— Work instructions —
What you return must match the records character for character.

— Records shown —

┌──

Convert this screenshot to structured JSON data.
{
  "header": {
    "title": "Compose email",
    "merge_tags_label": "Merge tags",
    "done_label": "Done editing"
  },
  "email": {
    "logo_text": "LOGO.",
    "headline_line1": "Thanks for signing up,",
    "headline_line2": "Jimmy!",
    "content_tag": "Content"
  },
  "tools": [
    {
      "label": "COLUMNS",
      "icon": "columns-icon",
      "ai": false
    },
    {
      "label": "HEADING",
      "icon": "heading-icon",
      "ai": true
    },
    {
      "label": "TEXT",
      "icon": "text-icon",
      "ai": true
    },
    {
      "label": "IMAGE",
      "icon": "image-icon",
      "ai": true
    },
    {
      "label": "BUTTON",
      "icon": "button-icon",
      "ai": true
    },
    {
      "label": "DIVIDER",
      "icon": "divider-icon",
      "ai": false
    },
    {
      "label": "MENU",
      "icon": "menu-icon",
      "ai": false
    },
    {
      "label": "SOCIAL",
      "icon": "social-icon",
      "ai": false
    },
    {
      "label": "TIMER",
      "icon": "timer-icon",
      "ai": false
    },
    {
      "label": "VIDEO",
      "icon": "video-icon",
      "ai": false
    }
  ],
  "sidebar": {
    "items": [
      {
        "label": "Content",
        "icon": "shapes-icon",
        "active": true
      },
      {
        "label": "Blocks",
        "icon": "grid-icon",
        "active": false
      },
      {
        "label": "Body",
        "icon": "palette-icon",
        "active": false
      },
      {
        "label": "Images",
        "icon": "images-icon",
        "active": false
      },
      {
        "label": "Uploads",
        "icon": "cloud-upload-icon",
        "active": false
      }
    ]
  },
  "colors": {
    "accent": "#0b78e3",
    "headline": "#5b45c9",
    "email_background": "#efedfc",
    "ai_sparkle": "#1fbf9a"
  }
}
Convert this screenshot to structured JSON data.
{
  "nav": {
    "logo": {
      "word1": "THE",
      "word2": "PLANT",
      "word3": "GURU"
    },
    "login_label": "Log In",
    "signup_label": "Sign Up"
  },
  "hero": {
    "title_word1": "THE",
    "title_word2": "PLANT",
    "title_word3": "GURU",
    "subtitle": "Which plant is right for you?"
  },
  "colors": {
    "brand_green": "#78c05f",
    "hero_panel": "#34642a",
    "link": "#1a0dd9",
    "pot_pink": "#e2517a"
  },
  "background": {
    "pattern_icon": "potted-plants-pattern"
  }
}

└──

— Finished task —
Convert this screenshot to structured JSON data.
{
  "header": {
    "title": "Compose email",
    "merge_tags_label": "Merge tags",
    "done_label": "Done editing"
  },
  "email": {
    "logo_text": "LOGO.",
    "headline_line1": "Thanks for signing up,",
    "headline_line2": "Jimmy!",
    "content_tag": "Content"
  },
  "tools": [
    {
      "label": "COLUMNS",
      "icon": "columns-icon",
      "ai": false
    },
    {
      "label": "HEADING",
      "icon": "heading-icon",
      "ai": true
    },
    {
      "label": "TEXT",
      "icon": "text-icon",
      "ai": true
    },
    {
      "label": "IMAGE",
      "icon": "image-icon",
      "ai": true
    },
    {
      "label": "BUTTON",
      "icon": "button-icon",
      "ai": true
    },
    {
      "label": "DIVIDER",
      "icon": "divider-icon",
      "ai": false
    },
    {
      "label": "MENU",
      "icon": "menu-icon",
      "ai": false
    },
    {
      "label": "SOCIAL",
      "icon": "social-icon",
      "ai": false
    },
    {
      "label": "TIMER",
      "icon": "timer-icon",
      "ai": false
    },
    {
      "label": "VIDEO",
      "icon": "video-icon",
      "ai": false
    }
  ],
  "sidebar": {
    "items": [
      {
        "label": "Content",
        "icon": "shapes-icon",
        "active": true
      },
      {
        "label": "Blocks",
        "icon": "grid-icon",
        "active": false
      },
      {
        "label": "Body",
        "icon": "palette-icon",
        "active": false
      },
      {
        "label": "Images",
        "icon": "images-icon",
        "active": false
      },
      {
        "label": "Uploads",
        "icon": "cloud-upload-icon",
        "active": false
      }
    ]
  },
  "colors": {
    "accent": "#0b78e3",
    "headline": "#5b45c9",
    "email_background": "#efedfc",
    "ai_sparkle": "#1fbf9a"
  }
}
Convert this screenshot to structured JSON data.
{
  "nav": {
    "logo": {
      "word1": "THE",
      "word2": "PLANT",
      "word3": "GURU"
    },
    "login_label": "Log In",
    "signup_label": "Sign Up"
  },
  "hero": {
    "title_word1": "THE",
    "title_word2": "PLANT",
    "title_word3": "GURU",
    "subtitle": "Which plant is right for you?"
  },
  "colors": {
    "brand_green": "#78c05f",
    "hero_panel": "#34642a",
    "link": "#1a0dd9",
    "pot_pink": "#e2517a"
  },
  "background": {
    "pattern_icon": "potted-plants-pattern"
  }
}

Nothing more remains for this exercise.